Seattle Children’s Emergency Department (ED) is an extremely busy place. In 2012, our ED team saw over 36,000 patients. Visits have increased 30 percent since 2003. We exceed recommended capacity every day during our busy season, from November to March.
To handle current volumes, the team cares for emergency patients in three distinct and physically separate spaces – an often inconvenient and inefficient situation for families and staff.
However, on April 23, our ED will move into its new home in Children’s Building Hope expansion. The new ED increases capacity, expands the size of patient rooms, provides adjacent radiologic access and enhances staff visibility and communication.
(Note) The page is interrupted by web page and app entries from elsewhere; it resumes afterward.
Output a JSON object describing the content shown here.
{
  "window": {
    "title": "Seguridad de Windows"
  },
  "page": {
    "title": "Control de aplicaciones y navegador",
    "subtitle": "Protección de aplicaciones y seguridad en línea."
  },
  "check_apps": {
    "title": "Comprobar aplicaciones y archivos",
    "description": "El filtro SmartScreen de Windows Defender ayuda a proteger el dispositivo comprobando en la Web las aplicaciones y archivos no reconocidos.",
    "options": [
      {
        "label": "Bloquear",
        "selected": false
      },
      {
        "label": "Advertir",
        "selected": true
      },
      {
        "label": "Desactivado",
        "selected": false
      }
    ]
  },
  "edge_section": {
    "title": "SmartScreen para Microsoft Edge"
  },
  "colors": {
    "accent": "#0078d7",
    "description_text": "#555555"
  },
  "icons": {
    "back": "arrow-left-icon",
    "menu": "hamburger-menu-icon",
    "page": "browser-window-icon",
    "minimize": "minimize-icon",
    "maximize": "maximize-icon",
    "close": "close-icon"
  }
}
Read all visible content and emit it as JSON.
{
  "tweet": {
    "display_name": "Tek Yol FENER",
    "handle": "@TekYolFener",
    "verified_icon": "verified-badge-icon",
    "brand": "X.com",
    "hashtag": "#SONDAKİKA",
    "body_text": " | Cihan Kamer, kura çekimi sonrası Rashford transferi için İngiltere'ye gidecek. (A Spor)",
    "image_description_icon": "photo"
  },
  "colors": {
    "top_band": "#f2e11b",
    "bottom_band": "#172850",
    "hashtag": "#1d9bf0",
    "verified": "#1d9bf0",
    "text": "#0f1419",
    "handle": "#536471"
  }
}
It also improves the way patients and families flow through the space and how caregivers respond to their needs.
“Our current Emergency Department wasn’t built to accommodate the number of patients we’re seeing today,” said Tony Woodward, MD, MBA, chief of emergency services at Seattle Children’s. “A larger facility with more treatment rooms and improved clinical workflow will reduce wait times and make a trip to the ED a far less stressful experience for patients and their families.”
More rooms, better communication and visibility
The new ED, designed with input from staff and families, will include 38 exam rooms – 17 more than our current ED. Each room is spacious, which enables parents to stay close to their children and allows medical teams the space they need to provide the best care possible for patients in routine and emergency situations. The additional capacity and improved efficiency will also help to decrease overall wait times and length of stay prior to discharge or hospital admission.
The new radiology center located in the ED also makes it more convenient to get medical imaging, ultrasound and fluoroscopy tests.
While many EDs are arranged with patient rooms that line long halls, our new space is extremely open. To improve visibility, teamwork and communication, and to reassure families that help is always near, patient rooms have large glass doors. Caregivers will be stationed in central work stations where every room is visible.
Alcoves outside each room will provide families and caregivers space to confer. In addition, supplies will be stored close at hand to eliminate wasted travel time.
New model of care
After years of planning, and with input from families and staff, we’ve also improved how patients and families will move through the ED to ensure they receive timely care.
In the new ED, families will receive medical attention as soon as they arrive, and be moved to evaluation and treatment as efficiently as possible. Here are the ways this will happen:
- Changes to the intake & registration process: A registered nurse – rather than a registration specialist – greets families when they arrive. The nurse assesses the patient’s condition before a medication intake coordinator (MIC) – the person who collects the patient’s medication history – shows them to a room. Involving the nurse and MIC at the start of the process reduces potential delays in beginning treatment. Full registration will take place in the room after the primary care team sees the patient, eliminating another possible delay.
- Doing the “The Dance” with each patient: It can be time-consuming and frustrating for patients and families to explain their situation to each person involved in their care. A new process called “The Dance” will bring the entire primary care team into the patient’s room at the same time. The goal is for the team and the family to know the plan and put it into action as early as possible, without the family having to repeat their story multiple times.
- Earlier initiation of care: If a primary care team is not available immediately to see a patient, an “early initiation team” – consisting of a senior level resident or nurse practitioner and a nurse – will work with patients for the first part of their visit. Based on a uniform set of clinical standards, the early initiation team will decide whether to begin tests or provide pain interventions before handing off care to the primary care team. Parents involved in the design process said it was more important to initiate care as early as possible rather than wait for the primary care team to become available.
- Care team zones: Nurses will be assigned to support specific zones of rooms, allowing for better communication with patients and families as well as among the care team. The zones, along with an electronic tracking board, will help care teams better understand which staff members need extra support and who’s available to assist others.
To learn more about our new ED and the entire Building Hope expansion check out these resources:
- Building Hope Construction Blog: http://construction.seattlechildrens.org/
- Building Hope, Part 1: Top Ten Features of Cancer Inpatient Unit: http://pulse.seattlechildrens.org/top-ten-features-building-hope-cancer-inpatient-unit/
If you’re a member of the media and would like to learn more about Children’s new ED, please contact Children’s PR team at 206-987-4500 or at firstname.lastname@example.org.